2. Many. Euclidean geometry is "flat" in the sense that there is no curvature. (The surface of a sphere is an example of a curved space but the surface of a cylinder is not.) There are a group of geometries which are called Riemannian and non-Riemannian which deal with curved spaces. I have been studying a type of non-Riemannian geometry: the spaces described in Special and General Relativity are of this type.

-Dan

3. ## Re: Other Geometries Originally Posted by topsquark 1. These are essentially the same. I'll let the Mathematicians describe any differences.

2. Many. Euclidean geometry is "flat" in the sense that there is no curvature. (The surface of a sphere is an example of a curved space but the surface of a cylinder is not.) There are a group of geometries which are called Riemannian and non-Riemannian which deal with curved spaces. I have been studying a type of non-Riemannian geometry: the spaces described in Special and General Relativity are of this type.

-Dan
All non-Euclidean geometries are taught in graduate school, right? It is considered advanced geometry, right?

4. ## Re: Other Geometries Originally Posted by harpazo All non-Euclidean geometries are taught in graduate school, right? It is considered advanced geometry, right?
It's called "Differential Geometry" and any college that offers a doctorate program will have this, yes.

-Dan

5. ## Re: Other Geometries Originally Posted by topsquark It's called "Differential Geometry" and any college that offers a doctorate program will have this, yes.

-Dan
I see no need to study this level of geometry at 53 going to be 54. My goal is to learn and revisit high school math. I have nephews and nieces that will need math help once they enter middle school and high school shortly there after.

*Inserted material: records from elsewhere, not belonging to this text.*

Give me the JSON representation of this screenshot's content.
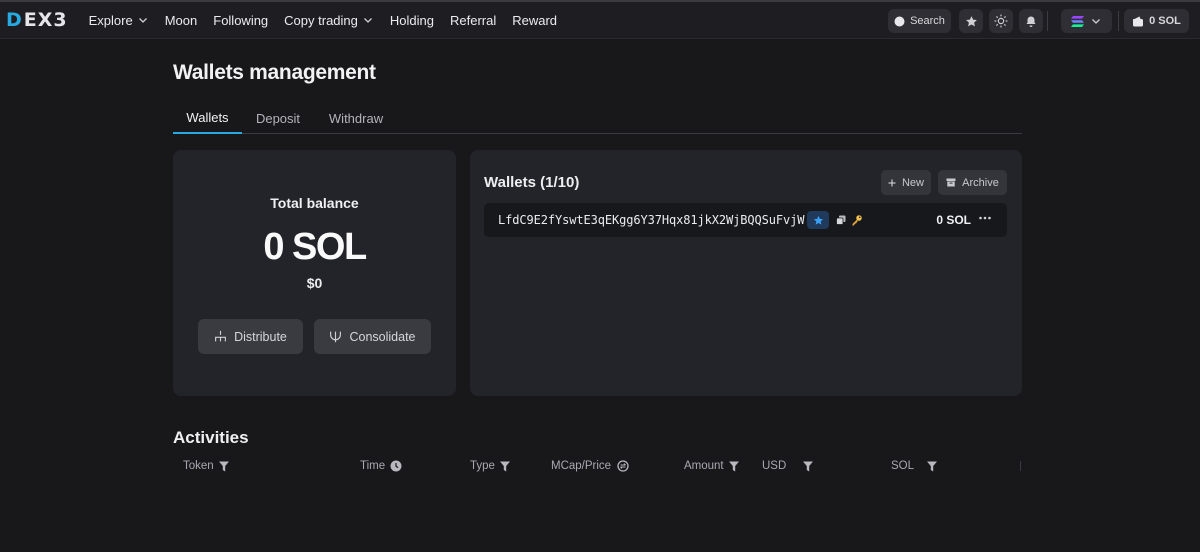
{
  "brand": {
    "logo_text": "EX3",
    "logo_initial": "D"
  },
  "nav": [
    {
      "label": "Explore",
      "dropdown": true
    },
    {
      "label": "Moon",
      "dropdown": false
    },
    {
      "label": "Following",
      "dropdown": false
    },
    {
      "label": "Copy trading",
      "dropdown": true
    },
    {
      "label": "Holding",
      "dropdown": false
    },
    {
      "label": "Referral",
      "dropdown": false
    },
    {
      "label": "Reward",
      "dropdown": false
    }
  ],
  "topbar": {
    "search_label": "Search",
    "wallet_balance": "0 SOL"
  },
  "page": {
    "title": "Wallets management",
    "tabs": [
      {
        "label": "Wallets",
        "active": true
      },
      {
        "label": "Deposit",
        "active": false
      },
      {
        "label": "Withdraw",
        "active": false
      }
    ]
  },
  "balance": {
    "label": "Total balance",
    "amount": "0 SOL",
    "usd": "$0",
    "distribute_label": "Distribute",
    "consolidate_label": "Consolidate"
  },
  "wallets": {
    "title": "Wallets (1/10)",
    "new_label": "New",
    "archive_label": "Archive",
    "items": [
      {
        "address": "LfdC9E2fYswtE3qEKgg6Y37Hqx81jkX2WjBQQSuFvjW",
        "balance": "0 SOL",
        "starred": true
      }
    ]
  },
  "activities": {
    "title": "Activities",
    "columns": [
      {
        "label": "Token",
        "icon": "filter-icon"
      },
      {
        "label": "Time",
        "icon": "clock-icon"
      },
      {
        "label": "Type",
        "icon": "filter-icon"
      },
      {
        "label": "MCap/Price",
        "icon": "swap-icon"
      },
      {
        "label": "Amount",
        "icon": "filter-icon"
      },
      {
        "label": "USD",
        "icon": "filter-icon"
      },
      {
        "label": "SOL",
        "icon": "filter-icon"
      }
    ]
  },
  "colors": {
    "background": "#18181b",
    "card": "#23242a",
    "accent": "#27a9e1"
  }
}
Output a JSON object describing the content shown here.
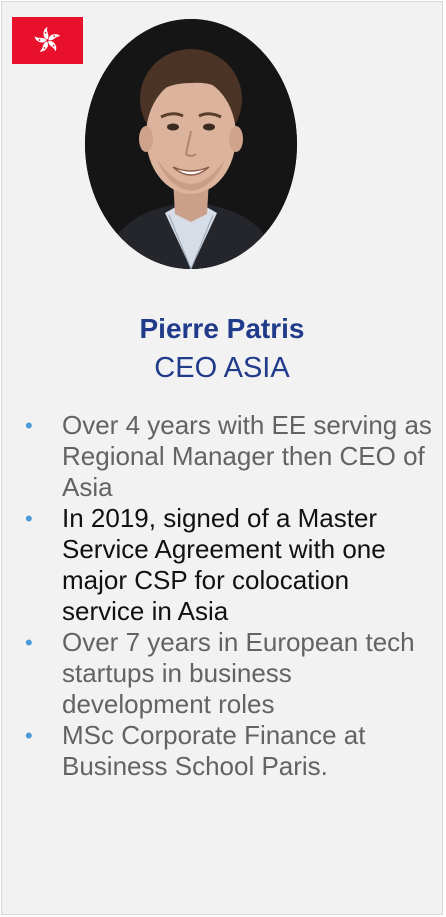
{
  "profile": {
    "flag_icon": "hong-kong-flag-icon",
    "name": "Pierre Patris",
    "title": "CEO ASIA"
  },
  "bullets": [
    {
      "text": "Over 4 years with EE serving as Regional Manager then CEO of Asia"
    },
    {
      "text": "In 2019, signed of a Master Service Agreement with one major CSP for colocation service in Asia"
    },
    {
      "text": "Over 7 years in European tech startups in business development roles"
    },
    {
      "text": "MSc Corporate Finance at Business School Paris."
    }
  ],
  "colors": {
    "accent": "#1f3b8a",
    "bullet": "#4a9bd8",
    "flag": "#e8102a",
    "background": "#f2f2f2"
  }
}
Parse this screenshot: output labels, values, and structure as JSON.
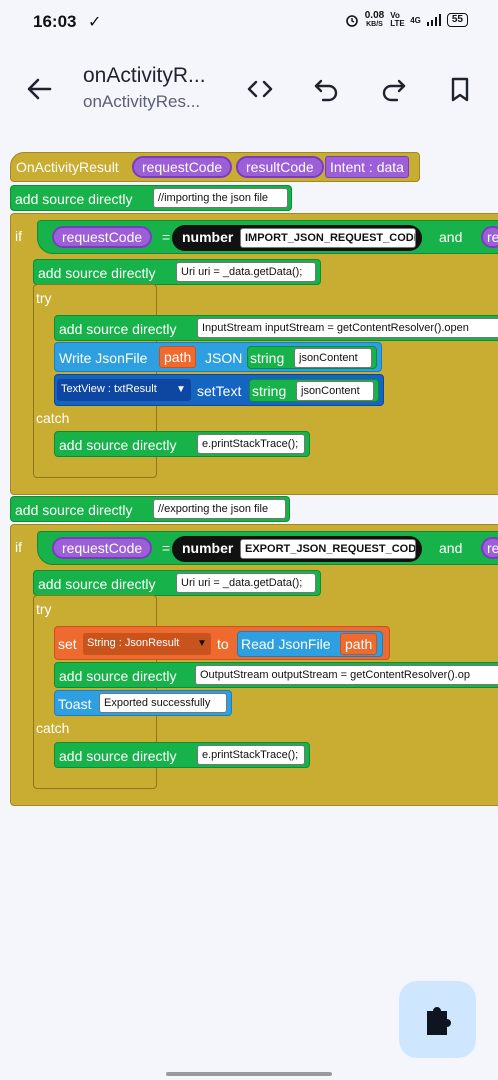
{
  "status": {
    "time": "16:03",
    "check": "✓",
    "speed": "0.08",
    "speed_unit": "KB/S",
    "network": "4G",
    "volte": "Vo LTE",
    "battery": "55"
  },
  "toolbar": {
    "title": "onActivityR...",
    "subtitle": "onActivityRes..."
  },
  "blocks": {
    "event": {
      "name": "OnActivityResult",
      "p1": "requestCode",
      "p2": "resultCode",
      "p3": "Intent : data"
    },
    "src1": {
      "label": "add source directly",
      "value": "//importing the json file"
    },
    "if1": {
      "kw": "if",
      "var": "requestCode",
      "eq": "=",
      "num": "number",
      "const": "IMPORT_JSON_REQUEST_CODE",
      "and": "and",
      "tail": "re"
    },
    "src2": {
      "label": "add source directly",
      "value": "Uri uri = _data.getData();"
    },
    "try1": "try",
    "src3": {
      "label": "add source directly",
      "value": "InputStream inputStream = getContentResolver().open"
    },
    "write": {
      "label": "Write JsonFile",
      "path": "path",
      "json": "JSON",
      "string": "string",
      "value": "jsonContent"
    },
    "settext": {
      "view": "TextView : txtResult",
      "label": "setText",
      "string": "string",
      "value": "jsonContent"
    },
    "catch1": "catch",
    "src4": {
      "label": "add source directly",
      "value": "e.printStackTrace();"
    },
    "src5": {
      "label": "add source directly",
      "value": "//exporting the json file"
    },
    "if2": {
      "kw": "if",
      "var": "requestCode",
      "eq": "=",
      "num": "number",
      "const": "EXPORT_JSON_REQUEST_CODE",
      "and": "and",
      "tail": "re"
    },
    "src6": {
      "label": "add source directly",
      "value": "Uri uri = _data.getData();"
    },
    "try2": "try",
    "setvar": {
      "set": "set",
      "var": "String : JsonResult",
      "to": "to",
      "read": "Read JsonFile",
      "path": "path"
    },
    "src7": {
      "label": "add source directly",
      "value": "OutputStream outputStream = getContentResolver().op"
    },
    "toast": {
      "label": "Toast",
      "value": "Exported successfully"
    },
    "catch2": "catch",
    "src8": {
      "label": "add source directly",
      "value": "e.printStackTrace();"
    }
  },
  "icons": [
    "back-arrow-icon",
    "code-icon",
    "undo-icon",
    "redo-icon",
    "bookmark-icon",
    "puzzle-icon"
  ],
  "colors": {
    "control": "#c9ac32",
    "source": "#18b24a",
    "event_param": "#9c5fd8",
    "view": "#1565c0",
    "variable": "#ee6a2e",
    "file": "#2ea0e2"
  }
}
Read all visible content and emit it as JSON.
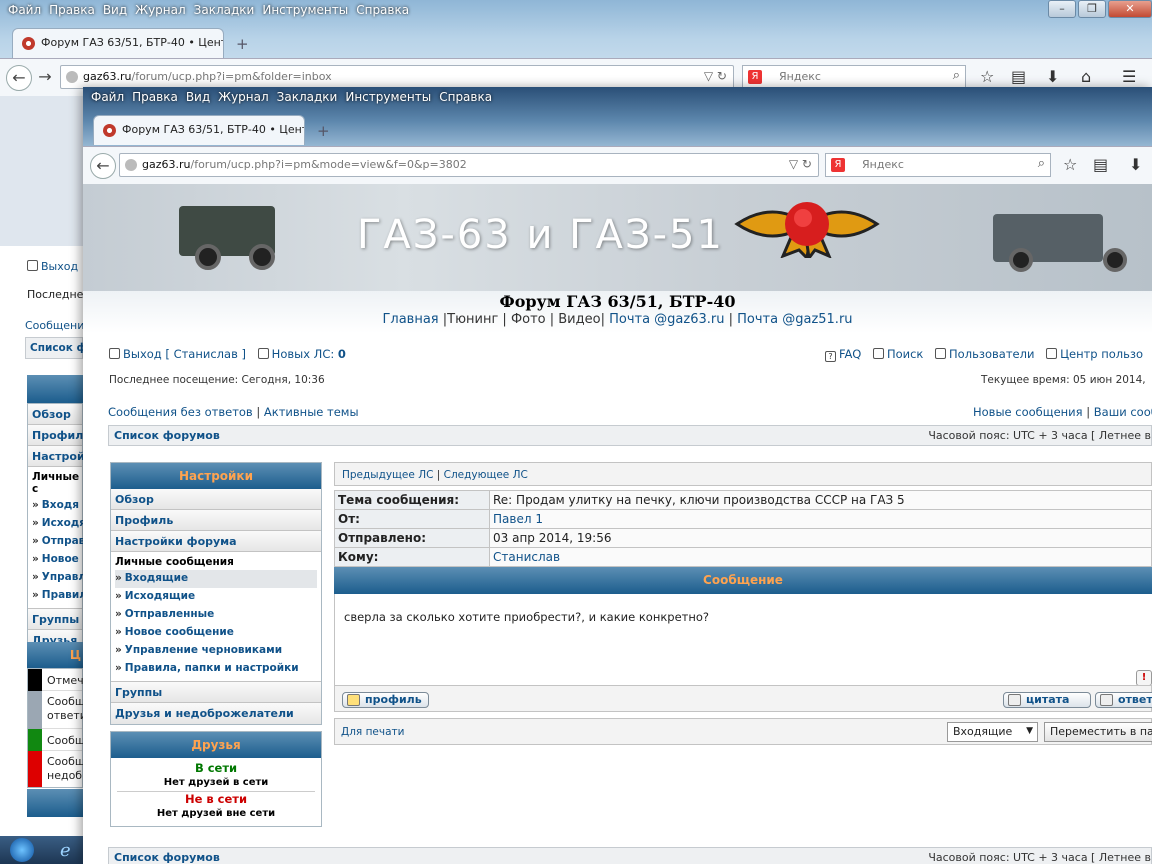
{
  "back_window": {
    "menu": [
      "Файл",
      "Правка",
      "Вид",
      "Журнал",
      "Закладки",
      "Инструменты",
      "Справка"
    ],
    "tab_title": "Форум ГАЗ 63/51, БТР-40 • Цент...",
    "url_host": "gaz63.ru",
    "url_path": "/forum/ucp.php?i=pm&folder=inbox",
    "search_placeholder": "Яндекс",
    "side_fragments": {
      "exit": "Выход",
      "last_visit": "Последнее",
      "messages": "Сообщени",
      "forum_list": "Список ф",
      "menu": [
        "Обзор",
        "Профиль",
        "Настрой"
      ],
      "pm_head": "Личные с",
      "pm": [
        "Входя",
        "Исходя",
        "Отправ",
        "Новое",
        "Управл",
        "Правил"
      ],
      "groups": "Группы",
      "friends": "Друзья и",
      "legend_head": "Ц",
      "legend": [
        "Отмеч",
        "Сообщ ответи",
        "Сообщ",
        "Сообщ недоб"
      ],
      "legend_colors": [
        "#000000",
        "#9ba7b3",
        "#118811",
        "#dd0000"
      ]
    }
  },
  "front_window": {
    "menu": [
      "Файл",
      "Правка",
      "Вид",
      "Журнал",
      "Закладки",
      "Инструменты",
      "Справка"
    ],
    "tab_title": "Форум ГАЗ 63/51, БТР-40 • Цент...",
    "url_host": "gaz63.ru",
    "url_path": "/forum/ucp.php?i=pm&mode=view&f=0&p=3802",
    "search_placeholder": "Яндекс"
  },
  "site": {
    "banner_title": "ГАЗ-63 и ГАЗ-51",
    "forum_name": "Форум ГАЗ 63/51, БТР-40",
    "top_links": {
      "main": "Главная",
      "rest1": " |Тюнинг | Фото | Видео| ",
      "mail63": "Почта @gaz63.ru",
      "sep": " | ",
      "mail51": "Почта @gaz51.ru"
    },
    "exit_label": "Выход",
    "user": "Станислав",
    "new_pm_label": "Новых ЛС:",
    "new_pm_count": "0",
    "right_links": [
      "FAQ",
      "Поиск",
      "Пользователи",
      "Центр пользо"
    ],
    "last_visit": "Последнее посещение: Сегодня, 10:36",
    "current_time": "Текущее время: 05 июн 2014,",
    "unanswered": "Сообщения без ответов",
    "active": "Активные темы",
    "new_posts": "Новые сообщения",
    "your_posts": "Ваши сооб",
    "forum_list": "Список форумов",
    "timezone": "Часовой пояс: UTC + 3 часа [ Летнее в",
    "timezone_bottom": "Часовой пояс: UTC + 3 часа [ Летнее в"
  },
  "sidebar": {
    "head": "Настройки",
    "items": [
      "Обзор",
      "Профиль",
      "Настройки форума"
    ],
    "pm_head": "Личные сообщения",
    "pm_links": [
      "Входящие",
      "Исходящие",
      "Отправленные",
      "Новое сообщение",
      "Управление черновиками",
      "Правила, папки и настройки"
    ],
    "after": [
      "Группы",
      "Друзья и недоброжелатели"
    ],
    "friends_head": "Друзья",
    "online": "В сети",
    "no_online": "Нет друзей в сети",
    "offline": "Не в сети",
    "no_offline": "Нет друзей вне сети"
  },
  "message": {
    "prev": "Предыдущее ЛС",
    "sep": " | ",
    "next": "Следующее ЛС",
    "rows": [
      {
        "k": "Тема сообщения:",
        "v": "Re: Продам улитку на печку, ключи производства СССР на ГАЗ 5",
        "link": false
      },
      {
        "k": "От:",
        "v": "Павел 1",
        "link": true
      },
      {
        "k": "Отправлено:",
        "v": "03 апр 2014, 19:56",
        "link": false
      },
      {
        "k": "Кому:",
        "v": "Станислав",
        "link": true
      }
    ],
    "head": "Сообщение",
    "body": "сверла за сколько хотите приобрести?, и какие конкретно?",
    "profile_btn": "профиль",
    "quote_btn": "цитата",
    "reply_btn": "ответ",
    "print": "Для печати",
    "folder_select": "Входящие",
    "move_btn": "Переместить в па"
  }
}
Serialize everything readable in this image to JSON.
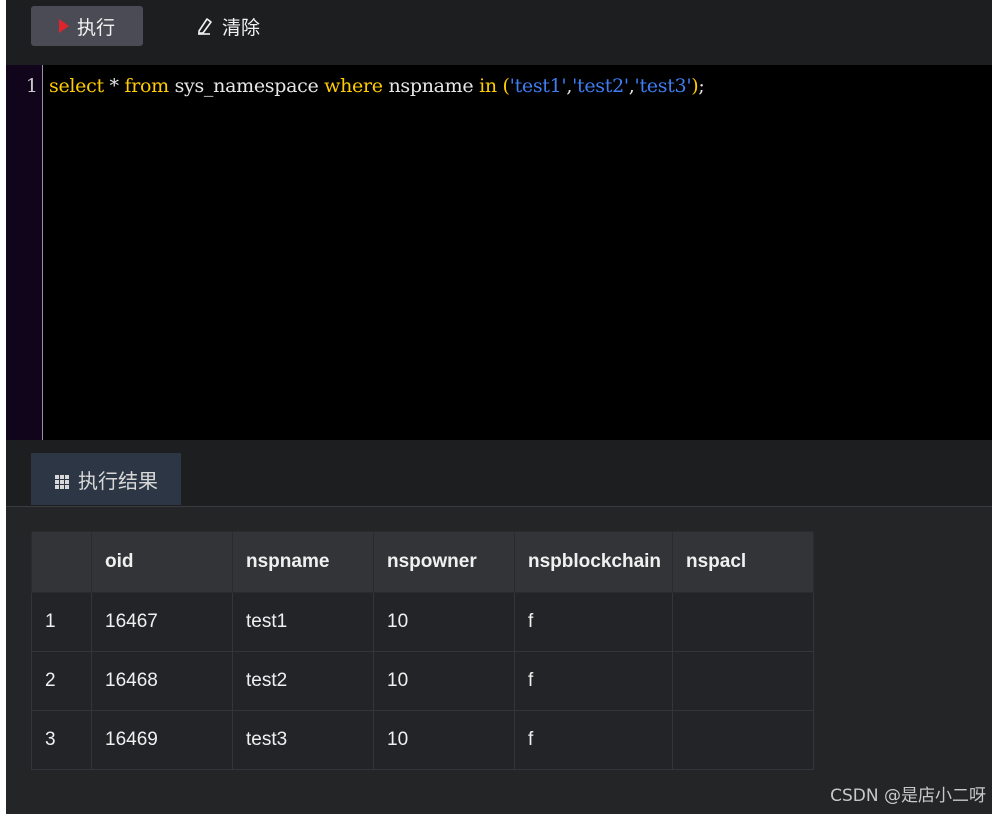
{
  "toolbar": {
    "run_label": "执行",
    "clear_label": "清除"
  },
  "editor": {
    "line_number": "1",
    "tokens": [
      {
        "t": "select",
        "k": "kw"
      },
      {
        "t": " * ",
        "k": "punc"
      },
      {
        "t": "from",
        "k": "kw"
      },
      {
        "t": " sys_namespace ",
        "k": "id"
      },
      {
        "t": "where",
        "k": "kw"
      },
      {
        "t": " nspname ",
        "k": "id"
      },
      {
        "t": "in",
        "k": "kw"
      },
      {
        "t": " (",
        "k": "kw"
      },
      {
        "t": "'test1'",
        "k": "str"
      },
      {
        "t": ",",
        "k": "punc"
      },
      {
        "t": "'test2'",
        "k": "str"
      },
      {
        "t": ",",
        "k": "punc"
      },
      {
        "t": "'test3'",
        "k": "str"
      },
      {
        "t": ")",
        "k": "kw"
      },
      {
        "t": ";",
        "k": "punc"
      }
    ]
  },
  "results": {
    "tab_label": "执行结果",
    "columns": [
      "",
      "oid",
      "nspname",
      "nspowner",
      "nspblockchain",
      "nspacl"
    ],
    "rows": [
      [
        "1",
        "16467",
        "test1",
        "10",
        "f",
        ""
      ],
      [
        "2",
        "16468",
        "test2",
        "10",
        "f",
        ""
      ],
      [
        "3",
        "16469",
        "test3",
        "10",
        "f",
        ""
      ]
    ]
  },
  "watermark": "CSDN @是店小二呀",
  "colors": {
    "keyword": "#ffcc00",
    "string": "#3e7df2",
    "run_icon": "#e0242b"
  },
  "icons": {
    "run": "play-icon",
    "clear": "eraser-icon",
    "results": "grid-icon"
  }
}
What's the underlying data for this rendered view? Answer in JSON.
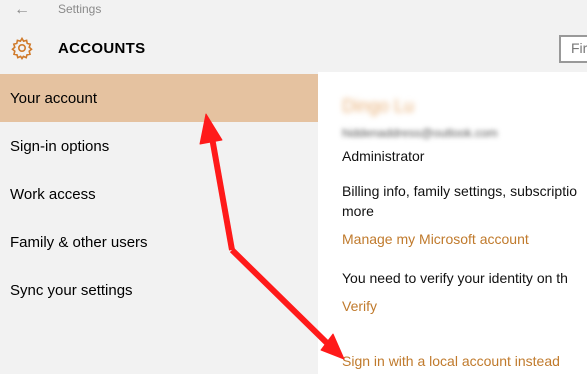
{
  "window": {
    "title": "Settings"
  },
  "header": {
    "title": "ACCOUNTS",
    "search_text": "Fir"
  },
  "sidebar": {
    "items": [
      {
        "label": "Your account"
      },
      {
        "label": "Sign-in options"
      },
      {
        "label": "Work access"
      },
      {
        "label": "Family & other users"
      },
      {
        "label": "Sync your settings"
      }
    ]
  },
  "account": {
    "name": "Dingo Lu",
    "email": "hiddenaddress@outlook.com",
    "role": "Administrator",
    "billing_line1": "Billing info, family settings, subscriptio",
    "billing_line2": "more",
    "manage_link": "Manage my Microsoft account",
    "verify_text": "You need to verify your identity on th",
    "verify_link": "Verify",
    "local_account_link": "Sign in with a local account instead"
  },
  "colors": {
    "accent": "#c07a2c",
    "selected_nav": "#e5c2a0",
    "annotation_arrow": "#ff1a1a"
  }
}
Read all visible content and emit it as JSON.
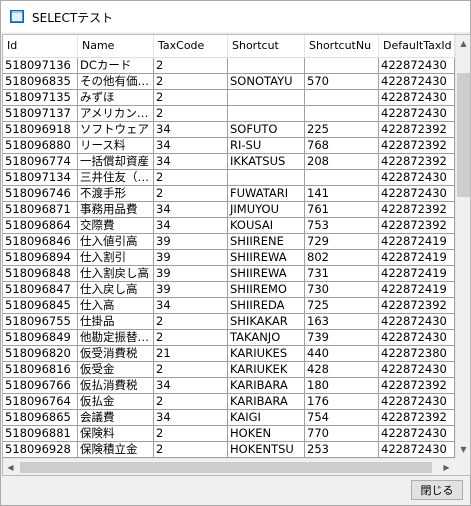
{
  "window": {
    "title": "SELECTテスト"
  },
  "grid": {
    "columns": [
      "Id",
      "Name",
      "TaxCode",
      "Shortcut",
      "ShortcutNu",
      "DefaultTaxId"
    ],
    "rows": [
      [
        "518097136",
        "DCカード",
        "2",
        "",
        "",
        "422872430"
      ],
      [
        "518096835",
        "その他有価…",
        "2",
        "SONOTAYU",
        "570",
        "422872430"
      ],
      [
        "518097135",
        "みずほ",
        "2",
        "",
        "",
        "422872430"
      ],
      [
        "518097137",
        "アメリカン…",
        "2",
        "",
        "",
        "422872430"
      ],
      [
        "518096918",
        "ソフトウェア",
        "34",
        "SOFUTO",
        "225",
        "422872392"
      ],
      [
        "518096880",
        "リース料",
        "34",
        "RI-SU",
        "768",
        "422872392"
      ],
      [
        "518096774",
        "一括償却資産",
        "34",
        "IKKATSUS",
        "208",
        "422872392"
      ],
      [
        "518097134",
        "三井住友（…",
        "2",
        "",
        "",
        "422872430"
      ],
      [
        "518096746",
        "不渡手形",
        "2",
        "FUWATARI",
        "141",
        "422872430"
      ],
      [
        "518096871",
        "事務用品費",
        "34",
        "JIMUYOU",
        "761",
        "422872392"
      ],
      [
        "518096864",
        "交際費",
        "34",
        "KOUSAI",
        "753",
        "422872392"
      ],
      [
        "518096846",
        "仕入値引高",
        "39",
        "SHIIRENE",
        "729",
        "422872419"
      ],
      [
        "518096894",
        "仕入割引",
        "39",
        "SHIIREWA",
        "802",
        "422872419"
      ],
      [
        "518096848",
        "仕入割戻し高",
        "39",
        "SHIIREWA",
        "731",
        "422872419"
      ],
      [
        "518096847",
        "仕入戻し高",
        "39",
        "SHIIREMO",
        "730",
        "422872419"
      ],
      [
        "518096845",
        "仕入高",
        "34",
        "SHIIREDA",
        "725",
        "422872392"
      ],
      [
        "518096755",
        "仕掛品",
        "2",
        "SHIKAKAR",
        "163",
        "422872430"
      ],
      [
        "518096849",
        "他勘定振替…",
        "2",
        "TAKANJO",
        "739",
        "422872430"
      ],
      [
        "518096820",
        "仮受消費税",
        "21",
        "KARIUKES",
        "440",
        "422872380"
      ],
      [
        "518096816",
        "仮受金",
        "2",
        "KARIUKEK",
        "428",
        "422872430"
      ],
      [
        "518096766",
        "仮払消費税",
        "34",
        "KARIBARA",
        "180",
        "422872392"
      ],
      [
        "518096764",
        "仮払金",
        "2",
        "KARIBARA",
        "176",
        "422872430"
      ],
      [
        "518096865",
        "会議費",
        "34",
        "KAIGI",
        "754",
        "422872392"
      ],
      [
        "518096881",
        "保険料",
        "2",
        "HOKEN",
        "770",
        "422872430"
      ],
      [
        "518096928",
        "保険積立金",
        "2",
        "HOKENTSU",
        "253",
        "422872430"
      ]
    ]
  },
  "buttons": {
    "close_label": "閉じる"
  },
  "icons": {
    "app": "app-window-icon",
    "scroll_up": "scroll-up-arrow-icon",
    "scroll_down": "scroll-down-arrow-icon",
    "scroll_left": "scroll-left-arrow-icon",
    "scroll_right": "scroll-right-arrow-icon"
  }
}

6. ## Re: Other Geometries Originally Posted by harpazo I see no need to study this level of geometry at 53 going to be 54. My goal is to learn and revisit high school math. I have nephews and nieces that will need math help once they enter middle school and high school shortly there after.
Yes, Differential Geometry requires a lot of background material. Which is why I normally tend to study particular geometries rather than general ones. Though that might change with time. It getting to be more fun as I increase in my understanding. But I doubt I'll need the more general theorems as I study Physics. (I don't study Cosmology which does use the more general theorems. I just try to keep up with the results.)

-Dan

7. ## Re: Other Geometries Originally Posted by topsquark Yes, Differential Geometry requires a lot of background material. Which is why I normally tend to study particular geometries rather than general ones. Though that might change with time. It getting to be more fun as I increase in my understanding. But I doubt I'll need the more general theorems as I study Physics. (I don't study Cosmology which does use the more general theorems. I just try to keep up with the results.)

-Dan
Learning takes hard work and time. If I can "master" the middle school and high school geometry material, I will be totally satisfied. BTW, I know the basics of middle school and high school geometry apart from direct and indirect proofs.